Records from a data source
::::::::::
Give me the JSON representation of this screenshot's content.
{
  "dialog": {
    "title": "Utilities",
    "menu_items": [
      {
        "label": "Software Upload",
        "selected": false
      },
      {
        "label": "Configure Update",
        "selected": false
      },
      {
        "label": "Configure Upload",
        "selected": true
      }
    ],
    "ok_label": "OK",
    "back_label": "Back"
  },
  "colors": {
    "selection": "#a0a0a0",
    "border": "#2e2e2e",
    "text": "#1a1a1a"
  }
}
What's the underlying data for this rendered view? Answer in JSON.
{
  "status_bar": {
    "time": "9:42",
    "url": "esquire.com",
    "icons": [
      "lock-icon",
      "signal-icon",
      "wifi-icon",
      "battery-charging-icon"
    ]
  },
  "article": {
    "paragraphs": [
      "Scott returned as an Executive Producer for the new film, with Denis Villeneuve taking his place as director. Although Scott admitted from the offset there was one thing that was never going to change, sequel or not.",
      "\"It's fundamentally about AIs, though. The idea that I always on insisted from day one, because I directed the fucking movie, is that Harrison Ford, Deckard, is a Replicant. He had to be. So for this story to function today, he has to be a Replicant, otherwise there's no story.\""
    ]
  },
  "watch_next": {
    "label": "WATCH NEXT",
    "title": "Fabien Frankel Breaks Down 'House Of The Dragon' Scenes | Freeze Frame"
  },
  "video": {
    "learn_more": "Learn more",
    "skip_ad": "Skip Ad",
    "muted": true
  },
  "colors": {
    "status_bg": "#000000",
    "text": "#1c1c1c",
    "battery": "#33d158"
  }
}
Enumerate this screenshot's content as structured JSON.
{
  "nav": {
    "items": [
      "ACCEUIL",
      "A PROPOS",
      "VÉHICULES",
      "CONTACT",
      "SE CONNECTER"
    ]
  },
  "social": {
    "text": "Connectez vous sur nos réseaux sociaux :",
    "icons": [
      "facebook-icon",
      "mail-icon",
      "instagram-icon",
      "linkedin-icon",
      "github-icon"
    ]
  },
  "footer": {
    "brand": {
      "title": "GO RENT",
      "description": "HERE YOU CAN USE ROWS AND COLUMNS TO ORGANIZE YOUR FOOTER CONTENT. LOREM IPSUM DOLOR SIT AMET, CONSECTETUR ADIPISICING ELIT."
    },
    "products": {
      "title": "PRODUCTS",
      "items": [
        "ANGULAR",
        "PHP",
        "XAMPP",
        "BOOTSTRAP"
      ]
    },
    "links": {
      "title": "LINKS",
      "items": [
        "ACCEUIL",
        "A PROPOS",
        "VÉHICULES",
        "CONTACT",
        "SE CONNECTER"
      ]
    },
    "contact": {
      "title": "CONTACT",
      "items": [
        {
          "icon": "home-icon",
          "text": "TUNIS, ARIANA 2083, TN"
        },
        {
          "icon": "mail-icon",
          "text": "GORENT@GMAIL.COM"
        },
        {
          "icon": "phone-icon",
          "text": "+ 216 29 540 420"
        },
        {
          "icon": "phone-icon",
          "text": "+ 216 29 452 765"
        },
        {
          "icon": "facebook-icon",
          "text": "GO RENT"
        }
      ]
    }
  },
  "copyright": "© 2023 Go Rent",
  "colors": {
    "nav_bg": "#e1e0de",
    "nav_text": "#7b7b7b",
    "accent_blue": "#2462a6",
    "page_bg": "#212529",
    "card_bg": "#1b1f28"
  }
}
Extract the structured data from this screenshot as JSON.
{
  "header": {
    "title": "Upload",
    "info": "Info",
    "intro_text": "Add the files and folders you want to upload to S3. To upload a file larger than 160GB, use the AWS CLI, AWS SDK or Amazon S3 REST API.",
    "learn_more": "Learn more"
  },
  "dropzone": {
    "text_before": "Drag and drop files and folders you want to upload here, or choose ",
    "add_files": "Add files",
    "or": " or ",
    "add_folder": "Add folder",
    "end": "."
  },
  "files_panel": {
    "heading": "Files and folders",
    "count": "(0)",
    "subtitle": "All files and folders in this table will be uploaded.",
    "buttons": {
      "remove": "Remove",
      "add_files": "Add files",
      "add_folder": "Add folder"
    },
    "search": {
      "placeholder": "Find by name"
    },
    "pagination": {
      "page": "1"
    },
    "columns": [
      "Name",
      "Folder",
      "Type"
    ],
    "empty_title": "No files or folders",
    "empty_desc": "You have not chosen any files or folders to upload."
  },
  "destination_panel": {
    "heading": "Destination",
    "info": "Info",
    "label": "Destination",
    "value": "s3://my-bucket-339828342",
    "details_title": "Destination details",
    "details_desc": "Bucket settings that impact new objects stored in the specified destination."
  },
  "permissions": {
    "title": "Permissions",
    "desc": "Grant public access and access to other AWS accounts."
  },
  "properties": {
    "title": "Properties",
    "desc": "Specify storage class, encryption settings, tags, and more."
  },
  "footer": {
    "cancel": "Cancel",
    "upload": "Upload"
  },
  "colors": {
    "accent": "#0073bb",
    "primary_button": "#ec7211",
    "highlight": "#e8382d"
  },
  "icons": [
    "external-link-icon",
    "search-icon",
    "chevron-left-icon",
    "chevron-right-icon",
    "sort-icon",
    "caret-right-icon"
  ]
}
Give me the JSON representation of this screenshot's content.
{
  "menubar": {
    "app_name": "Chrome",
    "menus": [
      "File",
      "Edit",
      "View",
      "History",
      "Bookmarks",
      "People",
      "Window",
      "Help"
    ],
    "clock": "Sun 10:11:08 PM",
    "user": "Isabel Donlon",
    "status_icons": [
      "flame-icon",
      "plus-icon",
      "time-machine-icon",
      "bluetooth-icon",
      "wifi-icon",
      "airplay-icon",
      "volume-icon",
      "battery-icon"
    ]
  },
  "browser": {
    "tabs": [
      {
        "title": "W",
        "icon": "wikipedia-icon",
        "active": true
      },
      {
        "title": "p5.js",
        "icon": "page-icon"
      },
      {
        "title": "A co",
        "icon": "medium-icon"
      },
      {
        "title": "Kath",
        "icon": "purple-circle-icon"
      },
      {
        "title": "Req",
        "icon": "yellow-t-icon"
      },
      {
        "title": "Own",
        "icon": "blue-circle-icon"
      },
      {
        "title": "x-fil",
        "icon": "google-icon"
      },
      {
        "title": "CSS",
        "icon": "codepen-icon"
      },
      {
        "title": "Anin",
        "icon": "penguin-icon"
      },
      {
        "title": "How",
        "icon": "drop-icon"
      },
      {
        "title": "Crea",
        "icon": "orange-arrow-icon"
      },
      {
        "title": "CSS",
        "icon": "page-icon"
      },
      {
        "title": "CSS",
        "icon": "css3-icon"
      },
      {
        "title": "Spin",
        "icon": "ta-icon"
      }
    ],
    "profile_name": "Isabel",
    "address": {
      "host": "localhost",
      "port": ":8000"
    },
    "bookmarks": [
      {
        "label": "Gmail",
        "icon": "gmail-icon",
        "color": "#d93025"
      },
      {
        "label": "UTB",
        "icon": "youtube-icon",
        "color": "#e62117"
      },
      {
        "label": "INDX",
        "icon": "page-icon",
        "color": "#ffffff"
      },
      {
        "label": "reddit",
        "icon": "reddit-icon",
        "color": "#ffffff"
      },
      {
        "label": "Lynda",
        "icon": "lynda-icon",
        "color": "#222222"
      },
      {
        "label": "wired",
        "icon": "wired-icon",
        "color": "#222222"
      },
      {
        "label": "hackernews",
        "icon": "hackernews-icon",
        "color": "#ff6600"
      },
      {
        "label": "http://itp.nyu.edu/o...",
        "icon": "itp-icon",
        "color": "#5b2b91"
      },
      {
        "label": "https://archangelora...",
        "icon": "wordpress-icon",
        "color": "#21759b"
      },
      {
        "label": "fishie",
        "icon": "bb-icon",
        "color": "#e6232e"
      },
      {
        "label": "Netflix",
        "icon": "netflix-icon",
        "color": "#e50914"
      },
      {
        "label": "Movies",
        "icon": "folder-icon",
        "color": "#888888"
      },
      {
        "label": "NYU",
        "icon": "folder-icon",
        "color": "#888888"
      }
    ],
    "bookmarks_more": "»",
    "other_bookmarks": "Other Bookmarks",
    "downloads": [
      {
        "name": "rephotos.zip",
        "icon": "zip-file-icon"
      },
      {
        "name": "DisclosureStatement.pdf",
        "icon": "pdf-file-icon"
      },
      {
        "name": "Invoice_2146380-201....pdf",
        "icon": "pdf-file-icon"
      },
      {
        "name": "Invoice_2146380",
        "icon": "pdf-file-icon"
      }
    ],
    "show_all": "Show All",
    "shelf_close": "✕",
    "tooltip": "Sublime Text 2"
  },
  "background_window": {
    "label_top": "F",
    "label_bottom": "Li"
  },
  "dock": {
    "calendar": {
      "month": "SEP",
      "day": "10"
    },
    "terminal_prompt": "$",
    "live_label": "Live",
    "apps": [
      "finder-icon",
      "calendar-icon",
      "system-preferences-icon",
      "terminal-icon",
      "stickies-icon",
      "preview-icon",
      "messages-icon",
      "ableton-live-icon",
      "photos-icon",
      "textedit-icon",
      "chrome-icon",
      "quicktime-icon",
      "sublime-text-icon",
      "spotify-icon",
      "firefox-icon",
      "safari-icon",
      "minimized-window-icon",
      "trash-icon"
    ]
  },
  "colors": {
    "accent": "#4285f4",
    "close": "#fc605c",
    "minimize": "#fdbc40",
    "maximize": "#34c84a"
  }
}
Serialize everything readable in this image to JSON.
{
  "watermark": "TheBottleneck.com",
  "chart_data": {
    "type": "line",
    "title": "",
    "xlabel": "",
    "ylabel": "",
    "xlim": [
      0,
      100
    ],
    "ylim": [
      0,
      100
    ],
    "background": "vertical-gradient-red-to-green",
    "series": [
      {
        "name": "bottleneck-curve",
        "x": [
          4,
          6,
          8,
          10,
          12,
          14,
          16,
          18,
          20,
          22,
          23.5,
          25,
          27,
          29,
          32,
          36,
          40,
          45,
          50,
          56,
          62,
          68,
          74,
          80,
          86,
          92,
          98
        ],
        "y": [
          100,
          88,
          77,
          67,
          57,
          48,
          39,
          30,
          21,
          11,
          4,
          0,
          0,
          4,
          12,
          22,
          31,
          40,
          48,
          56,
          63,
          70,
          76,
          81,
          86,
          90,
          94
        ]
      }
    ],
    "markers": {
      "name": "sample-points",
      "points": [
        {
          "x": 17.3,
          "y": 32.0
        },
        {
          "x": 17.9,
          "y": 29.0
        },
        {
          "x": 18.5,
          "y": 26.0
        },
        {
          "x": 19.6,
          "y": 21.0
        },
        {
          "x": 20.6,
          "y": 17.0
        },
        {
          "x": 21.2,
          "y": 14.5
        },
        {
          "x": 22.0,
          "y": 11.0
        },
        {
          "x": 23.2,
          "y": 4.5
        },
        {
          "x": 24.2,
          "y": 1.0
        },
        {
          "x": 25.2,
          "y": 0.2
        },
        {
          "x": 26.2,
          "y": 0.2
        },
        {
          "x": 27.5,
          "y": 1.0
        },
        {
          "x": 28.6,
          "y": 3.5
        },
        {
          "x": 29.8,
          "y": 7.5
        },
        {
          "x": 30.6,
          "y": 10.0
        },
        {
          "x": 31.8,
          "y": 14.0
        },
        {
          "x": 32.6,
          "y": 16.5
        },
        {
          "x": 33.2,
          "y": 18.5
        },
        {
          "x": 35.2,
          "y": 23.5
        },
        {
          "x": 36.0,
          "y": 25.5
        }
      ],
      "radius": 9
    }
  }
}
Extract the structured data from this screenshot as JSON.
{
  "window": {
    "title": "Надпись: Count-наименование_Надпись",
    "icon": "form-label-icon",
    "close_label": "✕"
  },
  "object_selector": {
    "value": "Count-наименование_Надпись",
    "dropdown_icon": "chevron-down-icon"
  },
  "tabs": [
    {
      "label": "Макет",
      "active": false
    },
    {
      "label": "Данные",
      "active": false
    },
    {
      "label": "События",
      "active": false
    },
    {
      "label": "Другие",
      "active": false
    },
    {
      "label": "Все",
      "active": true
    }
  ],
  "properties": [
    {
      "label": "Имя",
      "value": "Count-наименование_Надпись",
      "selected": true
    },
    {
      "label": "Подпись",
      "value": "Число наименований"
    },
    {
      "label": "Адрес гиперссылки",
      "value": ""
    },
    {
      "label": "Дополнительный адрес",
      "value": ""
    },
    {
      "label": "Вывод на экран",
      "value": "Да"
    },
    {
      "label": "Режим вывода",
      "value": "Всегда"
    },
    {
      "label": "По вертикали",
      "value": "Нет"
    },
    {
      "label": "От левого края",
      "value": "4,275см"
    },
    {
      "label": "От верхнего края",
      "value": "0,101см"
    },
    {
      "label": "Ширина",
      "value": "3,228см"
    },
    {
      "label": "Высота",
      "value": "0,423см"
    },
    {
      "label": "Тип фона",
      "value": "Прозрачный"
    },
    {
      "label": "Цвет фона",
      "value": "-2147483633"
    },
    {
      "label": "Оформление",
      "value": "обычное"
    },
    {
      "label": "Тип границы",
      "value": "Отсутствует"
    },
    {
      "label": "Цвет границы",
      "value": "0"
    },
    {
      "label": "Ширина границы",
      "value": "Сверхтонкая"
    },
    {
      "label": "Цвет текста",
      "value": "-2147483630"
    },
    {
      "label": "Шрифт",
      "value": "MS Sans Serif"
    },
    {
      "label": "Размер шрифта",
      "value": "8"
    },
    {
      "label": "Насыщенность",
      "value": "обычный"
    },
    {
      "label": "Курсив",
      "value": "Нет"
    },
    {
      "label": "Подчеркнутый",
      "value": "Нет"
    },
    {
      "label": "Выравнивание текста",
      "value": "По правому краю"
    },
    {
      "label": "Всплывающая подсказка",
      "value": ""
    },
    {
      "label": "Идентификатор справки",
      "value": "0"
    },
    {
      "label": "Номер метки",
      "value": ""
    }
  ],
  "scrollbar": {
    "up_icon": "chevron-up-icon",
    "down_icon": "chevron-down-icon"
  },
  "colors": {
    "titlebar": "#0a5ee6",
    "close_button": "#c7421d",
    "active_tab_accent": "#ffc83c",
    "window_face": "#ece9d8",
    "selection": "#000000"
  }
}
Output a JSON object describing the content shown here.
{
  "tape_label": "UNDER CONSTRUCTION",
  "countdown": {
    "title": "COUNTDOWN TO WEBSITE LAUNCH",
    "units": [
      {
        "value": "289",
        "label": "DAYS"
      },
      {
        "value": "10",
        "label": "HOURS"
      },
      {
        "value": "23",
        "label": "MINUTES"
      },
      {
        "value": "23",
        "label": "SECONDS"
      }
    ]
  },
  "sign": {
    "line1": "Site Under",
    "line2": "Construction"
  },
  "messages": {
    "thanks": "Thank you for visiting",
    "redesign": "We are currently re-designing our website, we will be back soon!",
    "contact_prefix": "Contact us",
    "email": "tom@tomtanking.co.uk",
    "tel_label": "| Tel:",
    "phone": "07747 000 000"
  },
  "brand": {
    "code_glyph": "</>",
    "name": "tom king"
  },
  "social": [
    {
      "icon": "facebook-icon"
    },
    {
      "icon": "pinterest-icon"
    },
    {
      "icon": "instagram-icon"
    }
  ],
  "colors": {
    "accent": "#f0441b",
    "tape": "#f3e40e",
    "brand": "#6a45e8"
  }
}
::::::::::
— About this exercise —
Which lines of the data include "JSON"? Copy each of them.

— Written solution —
Give me the JSON representation of this screenshot's content.
What's the underlying data for this rendered view? Answer in JSON.
Enumerate this screenshot's content as structured JSON.
Extract the structured data from this screenshot as JSON.
Give me the JSON representation of this screenshot's content.
Serialize everything readable in this image to JSON.
Extract the structured data from this screenshot as JSON.
Output a JSON object describing the content shown here.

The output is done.